Serving up grace {in big heaping spoonfuls}

My grandmother offered me up big spoonfuls of grace like that.  Ironically, her name was Grace and these spoons belonged to her.  She wanted more than anything for me to consider learning to cook so I could nourish the family she prayed I would one day have.  She sent me recipes, measuring guides and even a bread maker once she had given up on me taking up real domestic measures.  I disappointed her time and time again as I reminded her that “I was getting an education so I wouldn’t have to cook.  Any husband of mine would just have to fend for himself.  I’ll depend on take out and quick meals if I decide to have kids.”  She’d just smile, serve me up my favorite nourishing foods and offer me grace on the side.

This is the kind of grace that brought us to where we are today.  More on that another day, but I can guarantee you that it’s only by grace and certainly not by perfection or traditional professionalism that we’ve been given the opportunity to farm full time.  Instead of being professional I want to be kind, rather than play by the rules I want to be ridiculously giving.  I want to offer unrealistic grace to everyone who supports our farm, works alongside us and especially to my family.  It’s the reason why I devote so much of my time and energy to something that leaves me exhausted at the end of the day.  So that when someone is expecting judgement, shame and a dose of “I told you so” I can turn it around and offer them grace.  It may not make sense and I don’t always get it right, but it’s the way I desire to live.  It’s what I want to teach my children.  It’s the only thing that makes living in this world even somewhat bearable.

In nearly a year and a half of farming full time I’ve always expected that everyone who supports us will make decisions that are in the best interest of our farm and family.  And in all this time I’ve only been wrong twice.  How much time I would have wasted if I had worried for a minute about the two or expected the worst about any more.  I would have missed the good stuff.  The jars of sweet preserves, the coloring books, the treat for our dog and even a cold beer (you know who you are) tucked away inside the return basket.  What if instead of expecting the best I had determined the worst.  Not only would I have been wrong a lot, but I would have a heart full of bitterness and ugly.  Instead, this grace I’m offered and this grace I give fills me up so that I can keep on giving in ways no one deserves.

I had to send an email last week that I had been putting off for a while.  A couple of months ago I had made a commitment to one of my favorite local farmers on a trade for weekly shares of milk.  Believing in it’s benefits and thinking that we might not find a new farm this year I thought I would take the time to catch back up on my milk preservation skills-something I had been missing.  The next week we bought a new farm and life just came at me faster than I knew what to do with it.  I’m sure you can guess what happened.  The milk piled up and I just didn’t have the patience to attempt to keep up.  Not only did I have to send an email backing out of the commitment, but I also had to admit that I had more bottles at home than any responsible customer should be accumulating.

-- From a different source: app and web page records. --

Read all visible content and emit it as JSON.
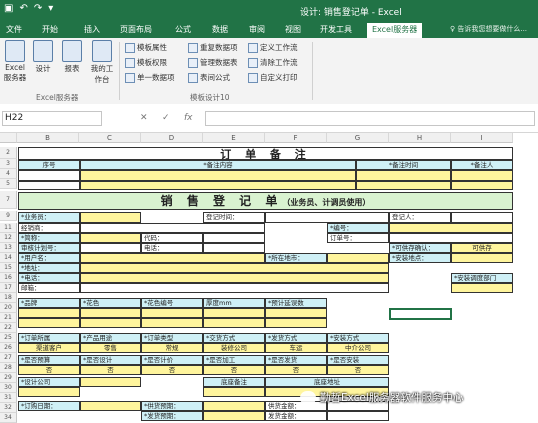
{
  "title": "设计: 销售登记单 - Excel",
  "tabs": [
    "文件",
    "开始",
    "插入",
    "页面布局",
    "公式",
    "数据",
    "审阅",
    "视图",
    "开发工具",
    "Excel服务器"
  ],
  "active_tab": "Excel服务器",
  "tell_me": "告诉我您想要做什么...",
  "ribbon": {
    "big": [
      "Excel服务器",
      "设计",
      "报表",
      "我的工作台"
    ],
    "small": [
      "模板属性",
      "重复数据项",
      "定义工作流",
      "模板权限",
      "管理数据表",
      "清除工作流",
      "单一数据项",
      "表间公式",
      "自定义打印"
    ],
    "group1": "Excel服务器",
    "group2": "模板设计10"
  },
  "namebox": "H22",
  "fx": {
    "cancel": "✕",
    "ok": "✓",
    "fx": "fx"
  },
  "columns": [
    "B",
    "C",
    "D",
    "E",
    "F",
    "G",
    "H",
    "I"
  ],
  "rows": [
    "2",
    "3",
    "4",
    "5",
    "7",
    "9",
    "11",
    "12",
    "13",
    "14",
    "15",
    "16",
    "17",
    "18",
    "20",
    "21",
    "22",
    "25",
    "26",
    "27",
    "28",
    "29",
    "30",
    "31",
    "32",
    "34",
    "35",
    "36"
  ],
  "sheet": {
    "order_title": "订 单 备 注",
    "r3": [
      "序号",
      "*备注内容",
      "*备注时间",
      "*备注人"
    ],
    "sales_title": "销 售 登 记 单",
    "sales_sub": "（业务员、计调员使用）",
    "r9": [
      "*业务员：",
      "登记时间：",
      "登记人："
    ],
    "r11": [
      "经销商：",
      "*编号："
    ],
    "r12": [
      "*简称：",
      "代码：",
      "订单号："
    ],
    "r13": [
      "审核计划号：",
      "电话：",
      "*可供存确认：",
      "可供存"
    ],
    "r14": [
      "*用户名：",
      "*所在地市：",
      "*安装地点："
    ],
    "r15": [
      "*地址："
    ],
    "r16": [
      "*电话：",
      "*安装调度部门"
    ],
    "r17": [
      "邮箱："
    ],
    "r20": [
      "*品牌",
      "*花色",
      "*花色编号",
      "厚度mm",
      "*预计延误数"
    ],
    "r25": [
      "*订单所属",
      "*产品用途",
      "*订单类型",
      "*交货方式",
      "*发货方式",
      "*安装方式"
    ],
    "r26": [
      "渠道客户",
      "零售",
      "常规",
      "装修公司",
      "车运",
      "中介公司"
    ],
    "r28": [
      "*是否预算",
      "*是否设计",
      "*是否计价",
      "*是否加工",
      "*是否发货",
      "*是否安装"
    ],
    "r29": [
      "否",
      "否",
      "否",
      "否",
      "否",
      "否"
    ],
    "r31": [
      "*设计公司",
      "底座备注",
      "底座地址"
    ],
    "r34": [
      "*订购日期：",
      "*供货预期：",
      "供货金额："
    ],
    "r35": [
      "",
      "*发货预期：",
      "发货金额："
    ],
    "r36": [
      "",
      "*安装预期：",
      "安装金额："
    ]
  },
  "watermark": "勤哲Excel服务器软件服务中心"
}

I deserved a response reminding me of my commitment, explaining what a burden my hoarding of milk jars had become and a little extra shame thrown in since anyone with a right mind (or knows me at all) could have seen this coming.  But you know what she did?  She offered me grace.  Not just any grace, but grace in big heaping spoonfuls.  Even better than that she said she’s been there and that she understands what my life is like right now.  Her kindness-while undeserved-was welcomed at a time when I really needed it.  Grace.